• **WORK TASK**
The answer should consist of all the records, written out word for word.

• **RECORDS PROVIDED**
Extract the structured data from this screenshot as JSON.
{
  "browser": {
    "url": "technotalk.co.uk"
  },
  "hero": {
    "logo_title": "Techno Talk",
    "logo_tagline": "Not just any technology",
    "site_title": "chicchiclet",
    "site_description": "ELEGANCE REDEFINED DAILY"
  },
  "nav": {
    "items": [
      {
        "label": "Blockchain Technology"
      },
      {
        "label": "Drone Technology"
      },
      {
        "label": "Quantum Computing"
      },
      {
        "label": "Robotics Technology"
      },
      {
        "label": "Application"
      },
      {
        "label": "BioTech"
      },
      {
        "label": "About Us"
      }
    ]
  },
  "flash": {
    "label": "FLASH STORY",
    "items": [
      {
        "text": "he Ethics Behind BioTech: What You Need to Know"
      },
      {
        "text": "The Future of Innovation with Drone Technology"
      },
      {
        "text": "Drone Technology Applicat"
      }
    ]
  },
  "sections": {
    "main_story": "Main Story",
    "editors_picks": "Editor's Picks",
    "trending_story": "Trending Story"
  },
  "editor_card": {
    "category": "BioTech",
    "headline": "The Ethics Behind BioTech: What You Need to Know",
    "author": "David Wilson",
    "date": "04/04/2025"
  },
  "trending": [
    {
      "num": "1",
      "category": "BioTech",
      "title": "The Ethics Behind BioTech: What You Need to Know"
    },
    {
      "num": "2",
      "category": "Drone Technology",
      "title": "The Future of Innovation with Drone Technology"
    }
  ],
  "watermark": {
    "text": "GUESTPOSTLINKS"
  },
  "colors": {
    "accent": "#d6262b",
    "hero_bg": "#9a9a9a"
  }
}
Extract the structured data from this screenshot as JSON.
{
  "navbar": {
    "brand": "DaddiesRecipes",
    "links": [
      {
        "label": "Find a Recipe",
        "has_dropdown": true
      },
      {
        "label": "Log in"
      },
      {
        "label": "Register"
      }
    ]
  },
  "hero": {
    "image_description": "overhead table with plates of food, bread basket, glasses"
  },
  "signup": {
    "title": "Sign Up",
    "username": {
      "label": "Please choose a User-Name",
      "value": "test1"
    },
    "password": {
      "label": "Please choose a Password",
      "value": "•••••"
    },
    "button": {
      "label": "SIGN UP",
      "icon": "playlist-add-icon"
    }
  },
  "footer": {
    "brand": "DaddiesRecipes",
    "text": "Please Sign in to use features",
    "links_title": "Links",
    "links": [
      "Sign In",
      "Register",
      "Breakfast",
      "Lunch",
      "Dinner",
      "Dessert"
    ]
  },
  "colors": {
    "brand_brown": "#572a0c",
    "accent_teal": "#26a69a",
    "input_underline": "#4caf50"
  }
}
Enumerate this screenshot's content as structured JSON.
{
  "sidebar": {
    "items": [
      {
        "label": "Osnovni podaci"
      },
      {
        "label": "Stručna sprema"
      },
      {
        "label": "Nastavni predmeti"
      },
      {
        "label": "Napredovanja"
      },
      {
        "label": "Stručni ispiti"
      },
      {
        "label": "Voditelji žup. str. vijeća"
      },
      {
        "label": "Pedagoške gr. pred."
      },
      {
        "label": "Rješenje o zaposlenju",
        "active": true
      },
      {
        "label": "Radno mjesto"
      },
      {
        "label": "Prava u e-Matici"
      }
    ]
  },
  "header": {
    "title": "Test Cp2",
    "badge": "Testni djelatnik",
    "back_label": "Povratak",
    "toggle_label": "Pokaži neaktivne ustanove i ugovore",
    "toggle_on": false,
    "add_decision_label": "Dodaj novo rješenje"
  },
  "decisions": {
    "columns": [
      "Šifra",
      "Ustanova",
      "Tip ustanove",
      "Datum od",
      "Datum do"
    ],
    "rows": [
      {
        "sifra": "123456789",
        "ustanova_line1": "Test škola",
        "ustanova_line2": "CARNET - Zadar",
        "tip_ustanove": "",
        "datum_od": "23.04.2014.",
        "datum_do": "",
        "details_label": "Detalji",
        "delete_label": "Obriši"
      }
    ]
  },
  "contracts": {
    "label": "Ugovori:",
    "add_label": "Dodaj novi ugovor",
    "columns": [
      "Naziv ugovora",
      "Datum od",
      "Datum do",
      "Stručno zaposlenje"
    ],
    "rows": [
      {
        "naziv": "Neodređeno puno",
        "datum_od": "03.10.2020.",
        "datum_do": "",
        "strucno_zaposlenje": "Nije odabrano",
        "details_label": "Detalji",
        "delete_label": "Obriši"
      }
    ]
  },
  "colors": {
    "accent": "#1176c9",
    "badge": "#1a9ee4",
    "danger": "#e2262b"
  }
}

• **REPLY**
Extract the structured data from this screenshot as JSON.
{
  "browser": {
    "url": "technotalk.co.uk"
  },
  "hero": {
    "logo_title": "Techno Talk",
    "logo_tagline": "Not just any technology",
    "site_title": "chicchiclet",
    "site_description": "ELEGANCE REDEFINED DAILY"
  },
  "nav": {
    "items": [
      {
        "label": "Blockchain Technology"
      },
      {
        "label": "Drone Technology"
      },
      {
        "label": "Quantum Computing"
      },
      {
        "label": "Robotics Technology"
      },
      {
        "label": "Application"
      },
      {
        "label": "BioTech"
      },
      {
        "label": "About Us"
      }
    ]
  },
  "flash": {
    "label": "FLASH STORY",
    "items": [
      {
        "text": "he Ethics Behind BioTech: What You Need to Know"
      },
      {
        "text": "The Future of Innovation with Drone Technology"
      },
      {
        "text": "Drone Technology Applicat"
      }
    ]
  },
  "sections": {
    "main_story": "Main Story",
    "editors_picks": "Editor's Picks",
    "trending_story": "Trending Story"
  },
  "editor_card": {
    "category": "BioTech",
    "headline": "The Ethics Behind BioTech: What You Need to Know",
    "author": "David Wilson",
    "date": "04/04/2025"
  },
  "trending": [
    {
      "num": "1",
      "category": "BioTech",
      "title": "The Ethics Behind BioTech: What You Need to Know"
    },
    {
      "num": "2",
      "category": "Drone Technology",
      "title": "The Future of Innovation with Drone Technology"
    }
  ],
  "watermark": {
    "text": "GUESTPOSTLINKS"
  },
  "colors": {
    "accent": "#d6262b",
    "hero_bg": "#9a9a9a"
  }
}
Extract the structured data from this screenshot as JSON.
{
  "navbar": {
    "brand": "DaddiesRecipes",
    "links": [
      {
        "label": "Find a Recipe",
        "has_dropdown": true
      },
      {
        "label": "Log in"
      },
      {
        "label": "Register"
      }
    ]
  },
  "hero": {
    "image_description": "overhead table with plates of food, bread basket, glasses"
  },
  "signup": {
    "title": "Sign Up",
    "username": {
      "label": "Please choose a User-Name",
      "value": "test1"
    },
    "password": {
      "label": "Please choose a Password",
      "value": "•••••"
    },
    "button": {
      "label": "SIGN UP",
      "icon": "playlist-add-icon"
    }
  },
  "footer": {
    "brand": "DaddiesRecipes",
    "text": "Please Sign in to use features",
    "links_title": "Links",
    "links": [
      "Sign In",
      "Register",
      "Breakfast",
      "Lunch",
      "Dinner",
      "Dessert"
    ]
  },
  "colors": {
    "brand_brown": "#572a0c",
    "accent_teal": "#26a69a",
    "input_underline": "#4caf50"
  }
}
Enumerate this screenshot's content as structured JSON.
{
  "sidebar": {
    "items": [
      {
        "label": "Osnovni podaci"
      },
      {
        "label": "Stručna sprema"
      },
      {
        "label": "Nastavni predmeti"
      },
      {
        "label": "Napredovanja"
      },
      {
        "label": "Stručni ispiti"
      },
      {
        "label": "Voditelji žup. str. vijeća"
      },
      {
        "label": "Pedagoške gr. pred."
      },
      {
        "label": "Rješenje o zaposlenju",
        "active": true
      },
      {
        "label": "Radno mjesto"
      },
      {
        "label": "Prava u e-Matici"
      }
    ]
  },
  "header": {
    "title": "Test Cp2",
    "badge": "Testni djelatnik",
    "back_label": "Povratak",
    "toggle_label": "Pokaži neaktivne ustanove i ugovore",
    "toggle_on": false,
    "add_decision_label": "Dodaj novo rješenje"
  },
  "decisions": {
    "columns": [
      "Šifra",
      "Ustanova",
      "Tip ustanove",
      "Datum od",
      "Datum do"
    ],
    "rows": [
      {
        "sifra": "123456789",
        "ustanova_line1": "Test škola",
        "ustanova_line2": "CARNET - Zadar",
        "tip_ustanove": "",
        "datum_od": "23.04.2014.",
        "datum_do": "",
        "details_label": "Detalji",
        "delete_label": "Obriši"
      }
    ]
  },
  "contracts": {
    "label": "Ugovori:",
    "add_label": "Dodaj novi ugovor",
    "columns": [
      "Naziv ugovora",
      "Datum od",
      "Datum do",
      "Stručno zaposlenje"
    ],
    "rows": [
      {
        "naziv": "Neodređeno puno",
        "datum_od": "03.10.2020.",
        "datum_do": "",
        "strucno_zaposlenje": "Nije odabrano",
        "details_label": "Detalji",
        "delete_label": "Obriši"
      }
    ]
  },
  "colors": {
    "accent": "#1176c9",
    "badge": "#1a9ee4",
    "danger": "#e2262b"
  }
}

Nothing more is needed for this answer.